All lines from the one with "Output a JSON object describing the text" through the last are to be given again exactly as they stand in the data below, and only those.

┄┄┄┄┄┄┄┄┄┄

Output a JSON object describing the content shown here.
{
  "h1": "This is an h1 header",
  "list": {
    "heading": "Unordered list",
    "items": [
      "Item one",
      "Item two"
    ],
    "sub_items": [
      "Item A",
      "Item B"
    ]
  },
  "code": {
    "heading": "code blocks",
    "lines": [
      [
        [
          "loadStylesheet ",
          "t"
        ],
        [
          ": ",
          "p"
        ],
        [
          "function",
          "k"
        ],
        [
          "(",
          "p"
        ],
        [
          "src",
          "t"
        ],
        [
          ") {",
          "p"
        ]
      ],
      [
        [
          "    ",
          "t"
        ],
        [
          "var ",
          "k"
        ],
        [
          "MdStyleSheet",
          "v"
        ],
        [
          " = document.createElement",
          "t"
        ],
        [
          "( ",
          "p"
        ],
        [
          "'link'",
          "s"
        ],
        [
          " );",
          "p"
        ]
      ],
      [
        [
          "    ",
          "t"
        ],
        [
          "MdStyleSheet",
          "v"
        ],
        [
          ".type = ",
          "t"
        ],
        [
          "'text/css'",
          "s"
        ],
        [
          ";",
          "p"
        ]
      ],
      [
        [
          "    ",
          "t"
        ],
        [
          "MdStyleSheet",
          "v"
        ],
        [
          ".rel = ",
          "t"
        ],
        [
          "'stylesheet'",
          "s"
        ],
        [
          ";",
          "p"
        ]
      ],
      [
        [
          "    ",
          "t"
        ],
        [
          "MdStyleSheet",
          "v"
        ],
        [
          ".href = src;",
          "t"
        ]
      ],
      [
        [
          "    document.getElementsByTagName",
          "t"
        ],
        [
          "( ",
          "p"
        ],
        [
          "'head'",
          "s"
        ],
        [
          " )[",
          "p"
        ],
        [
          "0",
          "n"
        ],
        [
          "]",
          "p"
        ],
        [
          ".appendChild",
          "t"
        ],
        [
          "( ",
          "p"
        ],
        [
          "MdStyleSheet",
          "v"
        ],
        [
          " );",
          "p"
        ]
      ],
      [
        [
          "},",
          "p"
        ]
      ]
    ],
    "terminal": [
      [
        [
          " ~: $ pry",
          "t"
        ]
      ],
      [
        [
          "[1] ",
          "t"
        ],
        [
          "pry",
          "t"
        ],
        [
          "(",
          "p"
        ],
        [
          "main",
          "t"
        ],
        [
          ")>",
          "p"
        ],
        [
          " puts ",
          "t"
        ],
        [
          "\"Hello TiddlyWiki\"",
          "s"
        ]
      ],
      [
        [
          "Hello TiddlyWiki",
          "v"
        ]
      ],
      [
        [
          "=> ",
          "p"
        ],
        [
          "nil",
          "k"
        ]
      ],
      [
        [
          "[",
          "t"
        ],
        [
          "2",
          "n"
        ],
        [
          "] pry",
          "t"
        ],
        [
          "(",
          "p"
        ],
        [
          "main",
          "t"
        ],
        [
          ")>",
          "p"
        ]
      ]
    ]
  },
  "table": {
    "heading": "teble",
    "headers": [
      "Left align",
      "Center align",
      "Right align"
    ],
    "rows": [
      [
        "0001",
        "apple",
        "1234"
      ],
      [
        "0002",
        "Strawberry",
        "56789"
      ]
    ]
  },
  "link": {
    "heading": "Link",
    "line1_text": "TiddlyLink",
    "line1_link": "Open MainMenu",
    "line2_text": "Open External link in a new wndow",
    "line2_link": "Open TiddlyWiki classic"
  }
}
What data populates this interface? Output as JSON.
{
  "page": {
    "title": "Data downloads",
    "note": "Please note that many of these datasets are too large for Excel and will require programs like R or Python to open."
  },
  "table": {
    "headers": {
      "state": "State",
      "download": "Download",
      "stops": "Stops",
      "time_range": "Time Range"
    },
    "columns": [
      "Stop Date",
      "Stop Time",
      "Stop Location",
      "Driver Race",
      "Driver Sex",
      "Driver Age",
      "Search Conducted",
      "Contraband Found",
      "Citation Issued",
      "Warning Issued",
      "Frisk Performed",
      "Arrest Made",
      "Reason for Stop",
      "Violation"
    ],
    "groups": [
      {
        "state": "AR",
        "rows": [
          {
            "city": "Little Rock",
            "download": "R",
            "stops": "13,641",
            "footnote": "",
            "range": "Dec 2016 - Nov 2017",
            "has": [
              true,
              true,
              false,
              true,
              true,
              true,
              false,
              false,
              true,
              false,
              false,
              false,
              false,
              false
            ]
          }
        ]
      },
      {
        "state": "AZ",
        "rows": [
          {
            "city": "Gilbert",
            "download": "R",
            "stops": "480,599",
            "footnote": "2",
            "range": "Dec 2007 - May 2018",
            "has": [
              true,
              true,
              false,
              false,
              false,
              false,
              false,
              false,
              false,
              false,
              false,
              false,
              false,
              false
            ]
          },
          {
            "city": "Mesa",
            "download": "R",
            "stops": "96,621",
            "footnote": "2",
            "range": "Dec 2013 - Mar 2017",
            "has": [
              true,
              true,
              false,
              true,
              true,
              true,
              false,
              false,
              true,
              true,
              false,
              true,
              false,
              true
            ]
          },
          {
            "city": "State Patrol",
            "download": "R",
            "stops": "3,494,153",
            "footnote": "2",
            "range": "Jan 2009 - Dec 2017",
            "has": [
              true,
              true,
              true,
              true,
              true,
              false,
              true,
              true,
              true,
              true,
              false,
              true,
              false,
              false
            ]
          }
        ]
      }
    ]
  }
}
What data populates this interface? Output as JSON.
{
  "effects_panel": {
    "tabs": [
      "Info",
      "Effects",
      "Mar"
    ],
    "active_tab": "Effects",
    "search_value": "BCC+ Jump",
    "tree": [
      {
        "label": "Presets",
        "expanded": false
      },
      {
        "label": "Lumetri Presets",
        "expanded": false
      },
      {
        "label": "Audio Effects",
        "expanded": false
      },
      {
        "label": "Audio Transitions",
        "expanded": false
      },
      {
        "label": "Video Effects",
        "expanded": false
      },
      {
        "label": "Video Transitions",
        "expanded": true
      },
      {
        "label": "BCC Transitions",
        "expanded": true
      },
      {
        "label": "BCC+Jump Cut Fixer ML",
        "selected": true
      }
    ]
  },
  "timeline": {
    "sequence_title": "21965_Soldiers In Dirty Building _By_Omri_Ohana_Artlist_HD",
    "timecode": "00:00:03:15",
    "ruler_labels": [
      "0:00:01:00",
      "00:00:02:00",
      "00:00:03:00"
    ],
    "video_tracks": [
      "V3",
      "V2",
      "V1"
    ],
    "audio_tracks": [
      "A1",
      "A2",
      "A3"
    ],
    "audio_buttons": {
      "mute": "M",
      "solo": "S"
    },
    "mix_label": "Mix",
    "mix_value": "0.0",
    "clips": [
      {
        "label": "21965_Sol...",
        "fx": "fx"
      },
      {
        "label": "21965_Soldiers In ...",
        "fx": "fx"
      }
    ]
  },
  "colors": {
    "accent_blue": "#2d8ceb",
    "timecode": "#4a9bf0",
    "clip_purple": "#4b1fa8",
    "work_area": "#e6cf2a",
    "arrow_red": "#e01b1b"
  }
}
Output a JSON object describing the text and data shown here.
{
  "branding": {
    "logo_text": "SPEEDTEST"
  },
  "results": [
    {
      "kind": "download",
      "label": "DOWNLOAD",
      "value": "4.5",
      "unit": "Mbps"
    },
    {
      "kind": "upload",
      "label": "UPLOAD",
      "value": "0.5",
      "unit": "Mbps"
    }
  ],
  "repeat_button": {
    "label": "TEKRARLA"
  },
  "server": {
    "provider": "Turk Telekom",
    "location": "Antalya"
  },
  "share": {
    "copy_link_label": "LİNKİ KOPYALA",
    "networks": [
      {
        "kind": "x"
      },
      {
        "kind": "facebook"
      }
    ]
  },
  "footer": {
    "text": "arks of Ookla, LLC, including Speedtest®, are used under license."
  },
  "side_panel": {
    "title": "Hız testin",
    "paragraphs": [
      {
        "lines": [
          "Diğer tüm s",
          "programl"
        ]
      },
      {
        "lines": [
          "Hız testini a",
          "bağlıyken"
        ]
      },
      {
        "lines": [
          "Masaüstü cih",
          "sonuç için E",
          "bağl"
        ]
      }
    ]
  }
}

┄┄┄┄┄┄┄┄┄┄

- _Result of this exercise_:
Output a JSON object describing the text and data shown here.
{
  "branding": {
    "logo_text": "SPEEDTEST"
  },
  "results": [
    {
      "kind": "download",
      "label": "DOWNLOAD",
      "value": "4.5",
      "unit": "Mbps"
    },
    {
      "kind": "upload",
      "label": "UPLOAD",
      "value": "0.5",
      "unit": "Mbps"
    }
  ],
  "repeat_button": {
    "label": "TEKRARLA"
  },
  "server": {
    "provider": "Turk Telekom",
    "location": "Antalya"
  },
  "share": {
    "copy_link_label": "LİNKİ KOPYALA",
    "networks": [
      {
        "kind": "x"
      },
      {
        "kind": "facebook"
      }
    ]
  },
  "footer": {
    "text": "arks of Ookla, LLC, including Speedtest®, are used under license."
  },
  "side_panel": {
    "title": "Hız testin",
    "paragraphs": [
      {
        "lines": [
          "Diğer tüm s",
          "programl"
        ]
      },
      {
        "lines": [
          "Hız testini a",
          "bağlıyken"
        ]
      },
      {
        "lines": [
          "Masaüstü cih",
          "sonuç için E",
          "bağl"
        ]
      }
    ]
  }
}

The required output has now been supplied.